The Second Circuit has long held that nondebtor releases are proper only in rare cases where the injunction plays an important part in the debtor’s reorganization plan. See SEC v. Drexel Burnham Lambert Group, Inc. (In re Drexel Burnham Lambert Group, Inc.), 960 F.2d 285 (2d Cir. 1992). The Ninth and Tenth Circuits have gone still further, holding that nondebtor releases are prohibited by the Bankruptcy Code, except in the asbestos context. See Resorts Int’l, Inc. v. Lowenschuss (In re Lowenschuss), 67 F.3d 1394, 1401-02, 1402 n.6 (9th Cir. 1995); Landsing Diversified Props.-II v. First Nat’l Bank and Trust Co. of Tulsa (In re W. Real Estate Fund, Inc.), 92 F.2d 592, 600-02 (10th Cir. 1990) (per curiam).

In the Metromedia case, the debtors’ confirmed Chapter 11 plan included provisions that the Second Circuit Court of Appeals held improperly shielded certain nondebtors from suit by creditors. (The provisions in question provided that certain insiders would "receive a full and complete release, waiver and discharge from… all claims, obligations, rights, causes of action and liabilities" related in any way to the debtors and based on any pre-Effective Date act or transaction.) The provisions were supported only by a finding that the insiders had made "material contributions" to the estate. Among other things, there was no finding or evidence that the release was itself important to the Plan, which is what Drexel Burnham at a minimum requires. The findings were insufficient.

Certain creditors appealed, and the district court indicated that relief (if justified on the merits) would not be barred by the doctrine of equitable mootness because effective relief could be afforded without "unraveling the Plan."  Citing the district court’s findings, the appellants did not seek a stay of the confirmation order pending their appeal. While the Second Circuit noted that insufficient findings with respect to the nondebtor releases would ordinarily be remedied by remand to the bankruptcy court, it affirmed the confirmation order because it determined that the appeal had been rendered equitably moot. The Second Circuit reasoned that, when a plan has been substantially consummated, an appeal should be dismissed unless several enumerated requirements are satisfied. A chief consideration is whether a stay is sought, in which case relief will be afforded if it is at all feasible. But if the appellant fails to seek a stay, the court will consider additionally whether that failure renders relief inequitable. In other words, the Second Circuit will "insist that a party seek a stay even if it may seem highly unlikely that the bankruptcy court will issue one." Here, the appellants sought neither a stay nor expedited review. The Second Circuit expressed skepticism as to whether effective relief could truly be fashioned without causing damage to the Plan, as the district court had suggested.
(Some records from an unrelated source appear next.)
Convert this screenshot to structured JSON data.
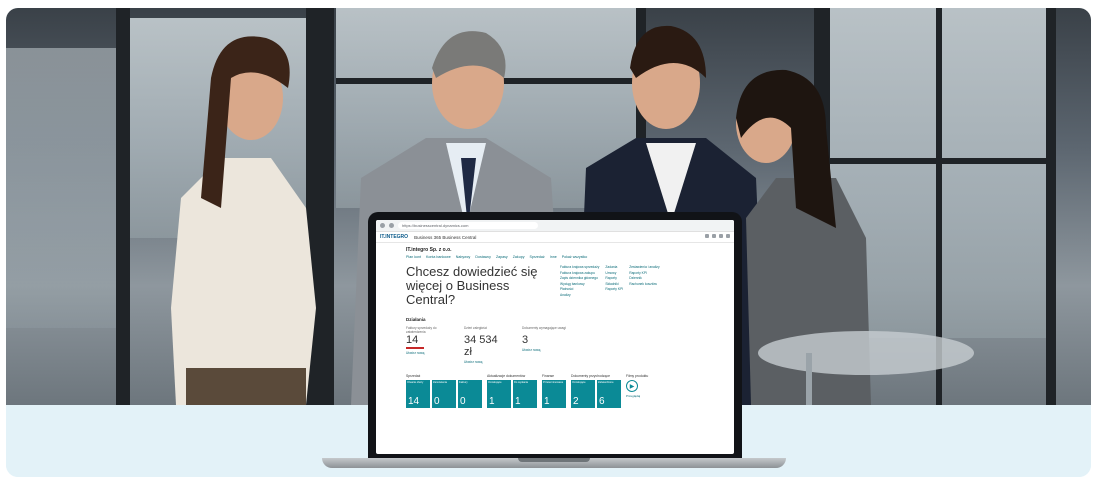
{
  "browser": {
    "url": "https://businesscentral.dynamics.com",
    "logo_text": "IT.INTEGRO",
    "app_title": "Business 365 Business Central"
  },
  "bc": {
    "company": "IT.integro Sp. z o.o.",
    "nav_items": [
      "Plan kont",
      "Konta bankowe",
      "Nabywcy",
      "Dostawcy",
      "Zapasy",
      "Zakupy",
      "Sprzedaż",
      "Inne",
      "Pokaż wszystko"
    ],
    "headline": "Chcesz dowiedzieć się więcej o Business Central?",
    "link_cols": [
      [
        "Faktura krajowa sprzedaży",
        "Faktura krajowa zakupu",
        "Zapis dziennika głównego",
        "Wyciąg bankowy",
        "Płatności",
        "Analizy"
      ],
      [
        "Zadania",
        "Umowy",
        "Raporty",
        "Składniki",
        "Raporty KPI"
      ],
      [
        "Zestawienia i analizy",
        "Raporty KPI",
        "Dziennik",
        "Rachunek kosztów"
      ]
    ],
    "section_title": "Działania",
    "kpis": [
      {
        "label": "Faktury sprzedaży do zatwierdzenia",
        "value": "14",
        "link": "Utwórz nową"
      },
      {
        "label": "Dzień zaległości",
        "value": "34 534 zł",
        "link": "Utwórz nową"
      },
      {
        "label": "Dokumenty wymagające uwagi",
        "value": "3",
        "link": "Utwórz nową"
      }
    ],
    "tile_groups": [
      {
        "title": "Sprzedaż",
        "tiles": [
          {
            "label": "Otwarte oferty",
            "value": "14"
          },
          {
            "label": "Zamówienia",
            "value": "0"
          },
          {
            "label": "Faktury",
            "value": "0"
          }
        ]
      },
      {
        "title": "Aktualizacje dokumentów",
        "tiles": [
          {
            "label": "Oczekujące",
            "value": "1"
          },
          {
            "label": "Do wysłania",
            "value": "1"
          }
        ]
      },
      {
        "title": "Finanse",
        "tiles": [
          {
            "label": "Przeterminowane",
            "value": "1"
          }
        ]
      },
      {
        "title": "Dokumenty przychodzące",
        "tiles": [
          {
            "label": "Oczekujące",
            "value": "2"
          },
          {
            "label": "Zatwierdzone",
            "value": "6"
          }
        ]
      }
    ],
    "product_videos": {
      "title": "Filmy produktu",
      "link": "Przeglądaj"
    }
  },
  "colors": {
    "band": "#e3f2f8",
    "teal_tile": "#0b8a96",
    "link": "#0a6b78"
  }
}
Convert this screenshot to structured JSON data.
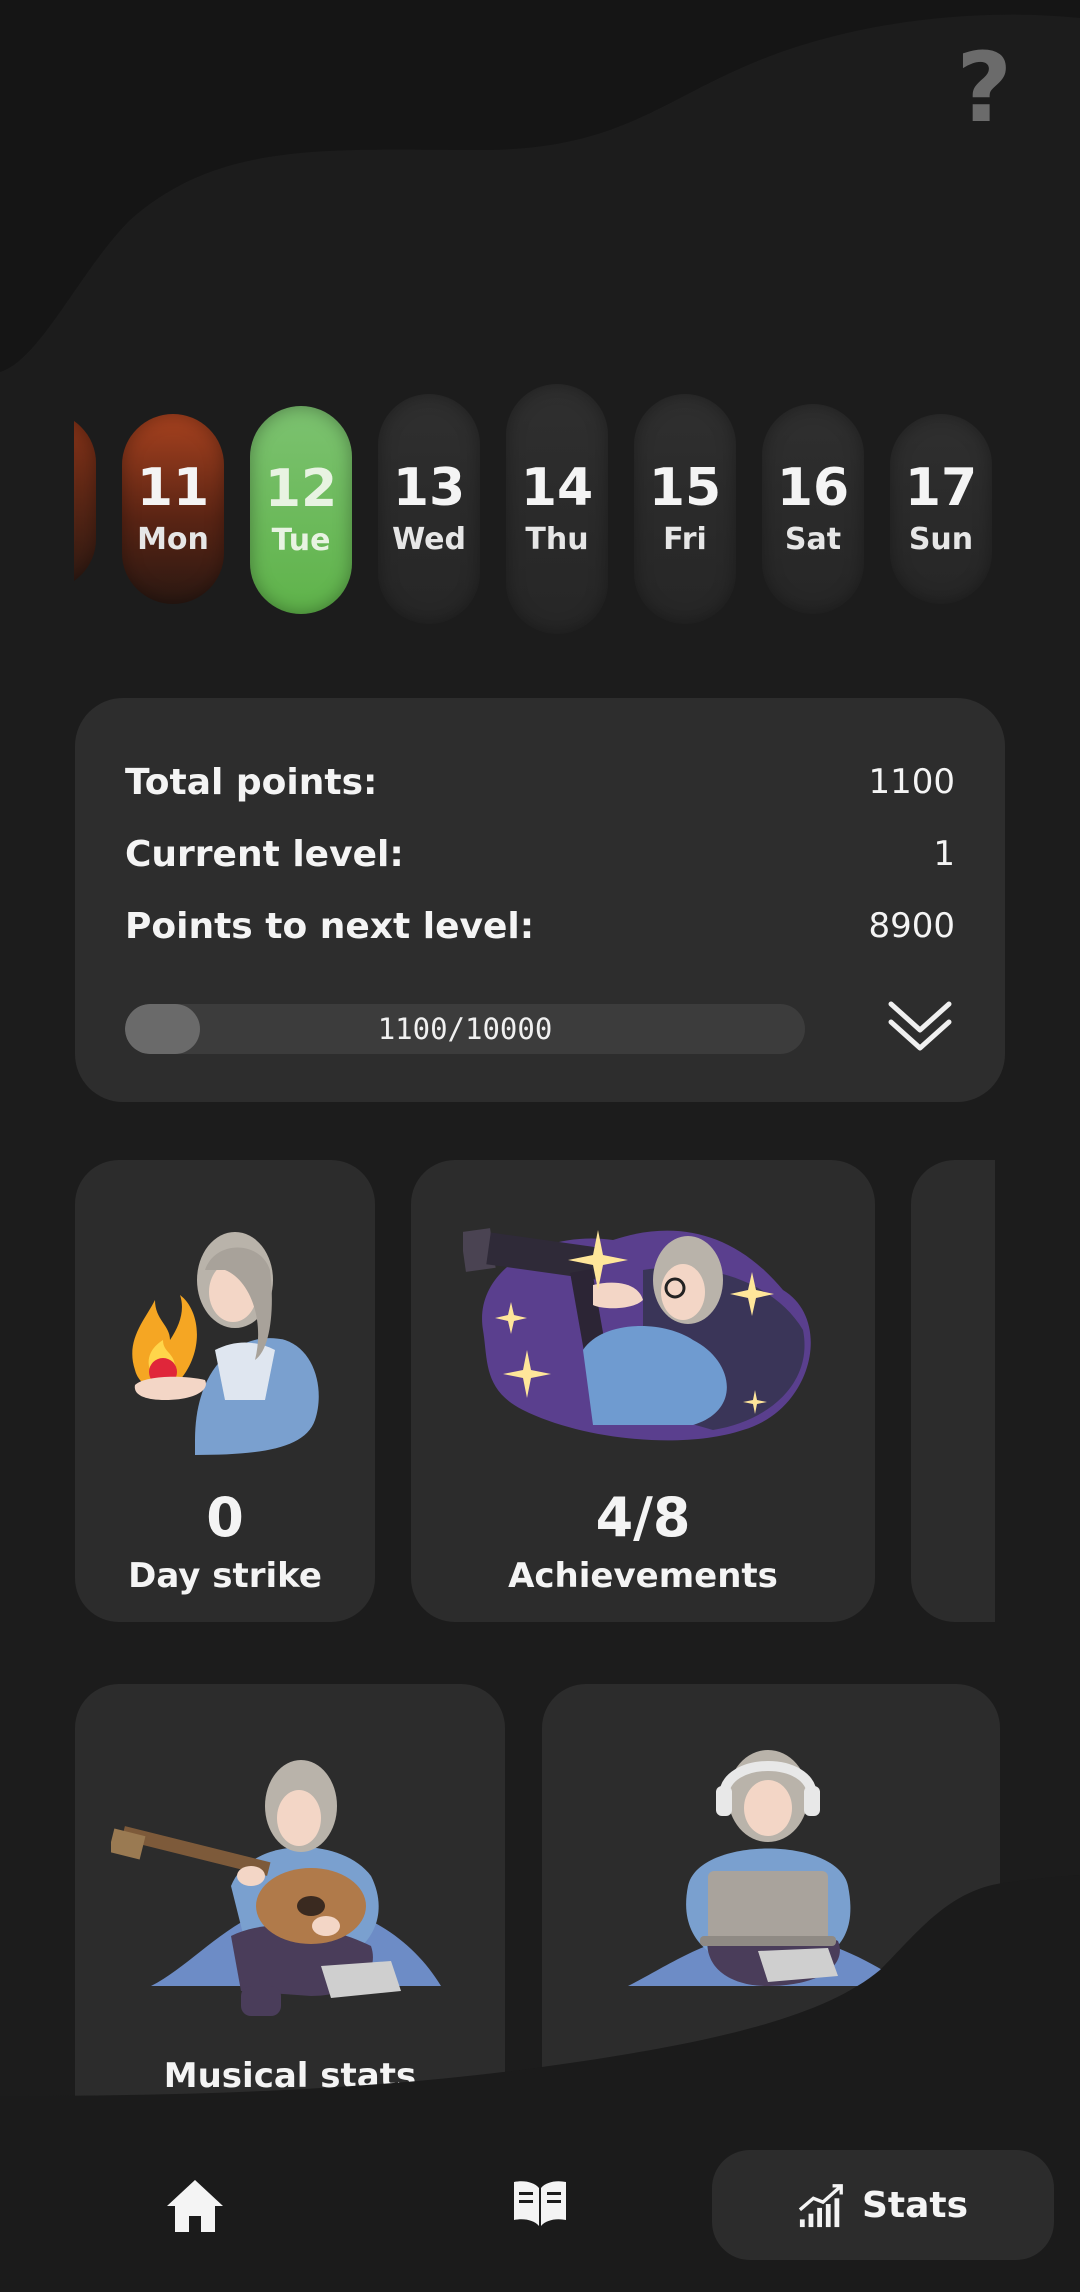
{
  "header": {
    "help_icon": "help-question-icon",
    "help_glyph": "?"
  },
  "days": [
    {
      "num": "11",
      "name": "Mon",
      "state": "missed"
    },
    {
      "num": "12",
      "name": "Tue",
      "state": "today"
    },
    {
      "num": "13",
      "name": "Wed",
      "state": "default"
    },
    {
      "num": "14",
      "name": "Thu",
      "state": "default"
    },
    {
      "num": "15",
      "name": "Fri",
      "state": "default"
    },
    {
      "num": "16",
      "name": "Sat",
      "state": "default"
    },
    {
      "num": "17",
      "name": "Sun",
      "state": "default"
    }
  ],
  "points": {
    "total_label": "Total points:",
    "total_value": "1100",
    "level_label": "Current level:",
    "level_value": "1",
    "next_label": "Points to next level:",
    "next_value": "8900",
    "progress_text": "1100/10000",
    "progress_fraction": 0.11
  },
  "cards": {
    "streak_value": "0",
    "streak_label": "Day strike",
    "achievements_value": "4/8",
    "achievements_label": "Achievements",
    "musical_label": "Musical stats"
  },
  "nav": {
    "home_icon": "home-icon",
    "book_icon": "book-icon",
    "stats_icon": "stats-chart-icon",
    "stats_label": "Stats"
  },
  "colors": {
    "background": "#1c1c1c",
    "card": "#2d2d2d",
    "today_green": "#6bbb55",
    "missed_red": "#a8421f"
  }
}
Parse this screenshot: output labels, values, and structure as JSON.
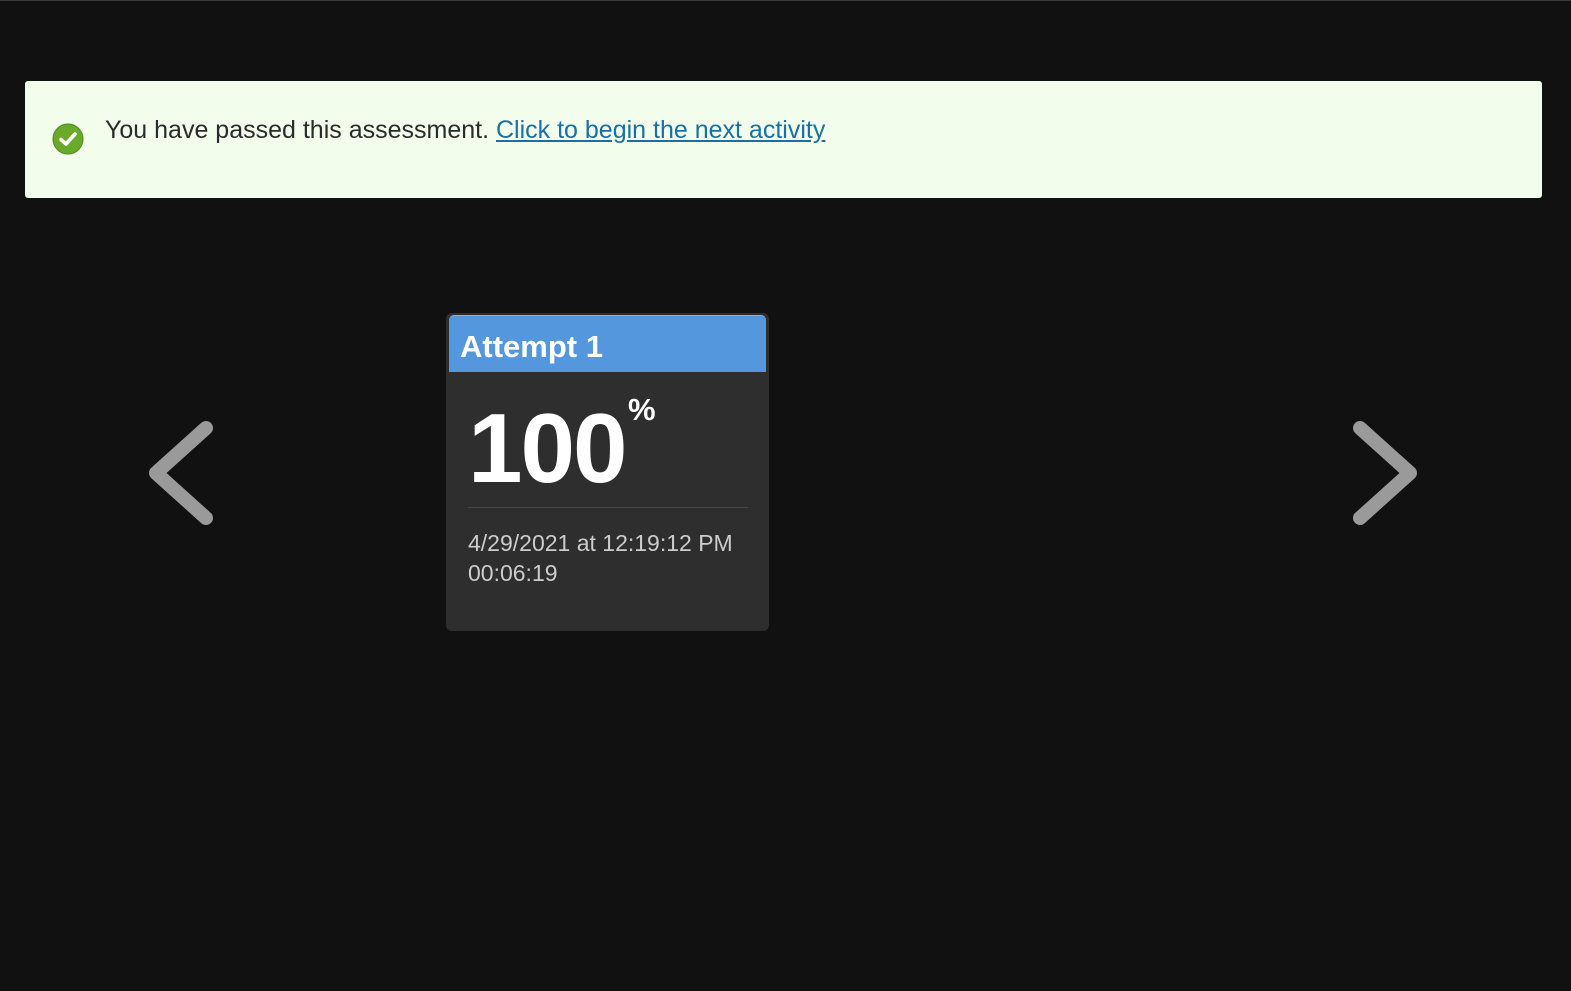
{
  "banner": {
    "message": "You have passed this assessment.",
    "link_label": "Click to begin the next activity",
    "icon": "check-circle-icon",
    "background_color": "#f2fdec",
    "icon_color": "#6aa92a",
    "link_color": "#1a6fa3"
  },
  "navigation": {
    "prev_icon": "chevron-left-icon",
    "next_icon": "chevron-right-icon",
    "arrow_color": "#9a9a9a"
  },
  "attempts": [
    {
      "title": "Attempt 1",
      "score": "100",
      "score_unit": "%",
      "date": "4/29/2021 at 12:19:12 PM",
      "duration": "00:06:19",
      "header_color": "#5597dc"
    }
  ]
}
But even if it were possible, the Court declined to grant relief to the appellants because, having sought no stay of the confirmation order (and no expedited appeal), the appellants bear the burden of any uncertainty.

Written by: Mette Kurth